**Exercise requirements:** In the records below, find the line containing "Transcribe this image's"; restate it and every later line word for word, through the last.

Information given Block Start

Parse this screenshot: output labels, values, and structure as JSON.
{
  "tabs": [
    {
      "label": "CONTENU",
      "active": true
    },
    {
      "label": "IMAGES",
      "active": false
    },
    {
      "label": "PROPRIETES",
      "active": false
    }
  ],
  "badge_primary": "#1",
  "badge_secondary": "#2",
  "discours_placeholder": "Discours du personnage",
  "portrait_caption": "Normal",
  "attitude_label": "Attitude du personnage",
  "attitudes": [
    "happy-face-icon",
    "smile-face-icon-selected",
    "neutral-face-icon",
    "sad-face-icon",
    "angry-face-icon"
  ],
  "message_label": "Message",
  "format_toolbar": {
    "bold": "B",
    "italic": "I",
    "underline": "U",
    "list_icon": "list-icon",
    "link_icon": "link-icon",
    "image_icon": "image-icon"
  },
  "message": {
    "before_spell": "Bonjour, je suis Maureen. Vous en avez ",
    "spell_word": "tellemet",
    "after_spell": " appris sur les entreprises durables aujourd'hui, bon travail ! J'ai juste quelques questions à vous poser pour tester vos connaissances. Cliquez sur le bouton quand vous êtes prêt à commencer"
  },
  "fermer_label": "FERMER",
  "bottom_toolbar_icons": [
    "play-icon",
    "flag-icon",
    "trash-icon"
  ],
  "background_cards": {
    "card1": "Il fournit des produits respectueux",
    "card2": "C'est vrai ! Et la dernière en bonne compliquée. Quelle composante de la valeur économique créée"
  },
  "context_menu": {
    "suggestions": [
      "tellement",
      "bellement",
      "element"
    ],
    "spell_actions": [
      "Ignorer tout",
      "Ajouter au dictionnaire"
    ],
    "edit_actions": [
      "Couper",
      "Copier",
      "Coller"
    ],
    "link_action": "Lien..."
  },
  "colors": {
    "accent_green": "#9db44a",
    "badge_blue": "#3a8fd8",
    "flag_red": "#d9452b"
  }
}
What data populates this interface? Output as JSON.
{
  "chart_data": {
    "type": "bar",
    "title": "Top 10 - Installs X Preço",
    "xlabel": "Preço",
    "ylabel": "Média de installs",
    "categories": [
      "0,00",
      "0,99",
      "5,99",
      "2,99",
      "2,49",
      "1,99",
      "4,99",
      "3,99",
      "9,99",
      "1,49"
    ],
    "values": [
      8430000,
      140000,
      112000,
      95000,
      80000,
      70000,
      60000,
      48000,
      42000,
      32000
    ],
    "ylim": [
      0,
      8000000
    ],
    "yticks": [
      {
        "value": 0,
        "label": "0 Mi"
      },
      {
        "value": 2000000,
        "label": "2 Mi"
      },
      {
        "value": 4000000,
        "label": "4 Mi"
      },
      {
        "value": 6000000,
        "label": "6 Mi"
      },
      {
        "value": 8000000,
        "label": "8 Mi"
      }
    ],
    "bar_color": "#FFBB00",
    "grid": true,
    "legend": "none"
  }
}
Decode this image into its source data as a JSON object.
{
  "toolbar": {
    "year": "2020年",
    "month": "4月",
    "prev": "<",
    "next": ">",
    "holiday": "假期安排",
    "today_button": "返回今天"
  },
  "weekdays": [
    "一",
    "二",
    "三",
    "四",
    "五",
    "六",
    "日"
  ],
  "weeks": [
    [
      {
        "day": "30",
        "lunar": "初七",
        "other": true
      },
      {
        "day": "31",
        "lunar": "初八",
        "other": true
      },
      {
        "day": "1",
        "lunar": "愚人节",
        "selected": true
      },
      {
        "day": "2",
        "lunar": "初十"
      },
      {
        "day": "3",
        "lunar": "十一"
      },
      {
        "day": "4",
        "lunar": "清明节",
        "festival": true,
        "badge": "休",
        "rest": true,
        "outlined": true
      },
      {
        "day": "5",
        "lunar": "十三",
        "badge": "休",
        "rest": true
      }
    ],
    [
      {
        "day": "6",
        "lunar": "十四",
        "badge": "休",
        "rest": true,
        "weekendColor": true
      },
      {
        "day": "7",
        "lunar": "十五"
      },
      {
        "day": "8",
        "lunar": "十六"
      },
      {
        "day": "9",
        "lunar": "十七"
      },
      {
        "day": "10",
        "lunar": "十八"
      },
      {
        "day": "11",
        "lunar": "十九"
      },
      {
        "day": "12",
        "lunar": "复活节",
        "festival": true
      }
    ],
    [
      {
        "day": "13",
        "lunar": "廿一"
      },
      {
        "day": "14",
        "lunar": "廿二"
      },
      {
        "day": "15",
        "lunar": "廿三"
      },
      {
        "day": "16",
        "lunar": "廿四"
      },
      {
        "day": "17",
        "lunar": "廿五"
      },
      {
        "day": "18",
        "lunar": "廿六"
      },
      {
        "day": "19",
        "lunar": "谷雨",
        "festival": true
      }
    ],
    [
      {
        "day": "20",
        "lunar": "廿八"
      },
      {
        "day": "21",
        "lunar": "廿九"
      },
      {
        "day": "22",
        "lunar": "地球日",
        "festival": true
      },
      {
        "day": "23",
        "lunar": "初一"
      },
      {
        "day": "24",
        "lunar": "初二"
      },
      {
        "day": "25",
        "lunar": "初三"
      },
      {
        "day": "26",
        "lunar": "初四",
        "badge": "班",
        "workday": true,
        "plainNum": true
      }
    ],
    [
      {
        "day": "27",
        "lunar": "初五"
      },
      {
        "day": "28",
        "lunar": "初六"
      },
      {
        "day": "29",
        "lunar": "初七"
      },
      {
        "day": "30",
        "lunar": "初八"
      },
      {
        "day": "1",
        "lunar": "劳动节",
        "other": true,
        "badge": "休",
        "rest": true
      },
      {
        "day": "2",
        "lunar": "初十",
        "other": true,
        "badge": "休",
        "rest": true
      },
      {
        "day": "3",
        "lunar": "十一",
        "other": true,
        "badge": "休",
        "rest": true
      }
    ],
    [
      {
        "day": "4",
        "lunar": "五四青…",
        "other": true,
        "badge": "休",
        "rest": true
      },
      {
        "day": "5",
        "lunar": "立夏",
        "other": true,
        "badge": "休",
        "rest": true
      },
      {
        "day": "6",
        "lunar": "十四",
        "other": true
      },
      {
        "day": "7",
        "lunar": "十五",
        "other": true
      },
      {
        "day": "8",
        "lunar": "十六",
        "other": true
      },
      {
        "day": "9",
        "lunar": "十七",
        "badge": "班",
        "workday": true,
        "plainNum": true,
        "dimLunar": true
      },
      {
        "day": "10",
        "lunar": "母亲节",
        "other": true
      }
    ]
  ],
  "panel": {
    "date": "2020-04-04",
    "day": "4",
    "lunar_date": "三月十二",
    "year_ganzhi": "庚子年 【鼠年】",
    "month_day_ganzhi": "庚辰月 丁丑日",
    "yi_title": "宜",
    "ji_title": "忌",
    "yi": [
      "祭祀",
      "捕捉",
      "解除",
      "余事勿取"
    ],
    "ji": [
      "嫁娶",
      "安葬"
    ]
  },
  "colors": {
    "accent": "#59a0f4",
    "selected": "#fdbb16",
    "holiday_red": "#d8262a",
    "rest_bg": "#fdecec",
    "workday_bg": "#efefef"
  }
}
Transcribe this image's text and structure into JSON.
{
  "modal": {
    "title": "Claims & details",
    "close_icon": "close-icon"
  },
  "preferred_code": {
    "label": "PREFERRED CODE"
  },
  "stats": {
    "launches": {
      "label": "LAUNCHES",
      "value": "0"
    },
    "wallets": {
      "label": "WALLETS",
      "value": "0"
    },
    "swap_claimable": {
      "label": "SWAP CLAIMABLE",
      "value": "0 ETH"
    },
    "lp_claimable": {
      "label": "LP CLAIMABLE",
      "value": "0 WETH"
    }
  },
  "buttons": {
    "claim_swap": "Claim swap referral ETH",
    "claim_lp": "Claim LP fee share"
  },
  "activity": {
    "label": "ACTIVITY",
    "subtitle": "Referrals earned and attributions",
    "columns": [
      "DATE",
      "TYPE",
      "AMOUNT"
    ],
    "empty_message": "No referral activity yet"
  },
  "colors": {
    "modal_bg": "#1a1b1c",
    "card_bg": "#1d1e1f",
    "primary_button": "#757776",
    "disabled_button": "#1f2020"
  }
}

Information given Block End

**Solution to the problem:**
Transcribe this image's text and structure into JSON.
{
  "modal": {
    "title": "Claims & details",
    "close_icon": "close-icon"
  },
  "preferred_code": {
    "label": "PREFERRED CODE"
  },
  "stats": {
    "launches": {
      "label": "LAUNCHES",
      "value": "0"
    },
    "wallets": {
      "label": "WALLETS",
      "value": "0"
    },
    "swap_claimable": {
      "label": "SWAP CLAIMABLE",
      "value": "0 ETH"
    },
    "lp_claimable": {
      "label": "LP CLAIMABLE",
      "value": "0 WETH"
    }
  },
  "buttons": {
    "claim_swap": "Claim swap referral ETH",
    "claim_lp": "Claim LP fee share"
  },
  "activity": {
    "label": "ACTIVITY",
    "subtitle": "Referrals earned and attributions",
    "columns": [
      "DATE",
      "TYPE",
      "AMOUNT"
    ],
    "empty_message": "No referral activity yet"
  },
  "colors": {
    "modal_bg": "#1a1b1c",
    "card_bg": "#1d1e1f",
    "primary_button": "#757776",
    "disabled_button": "#1f2020"
  }
}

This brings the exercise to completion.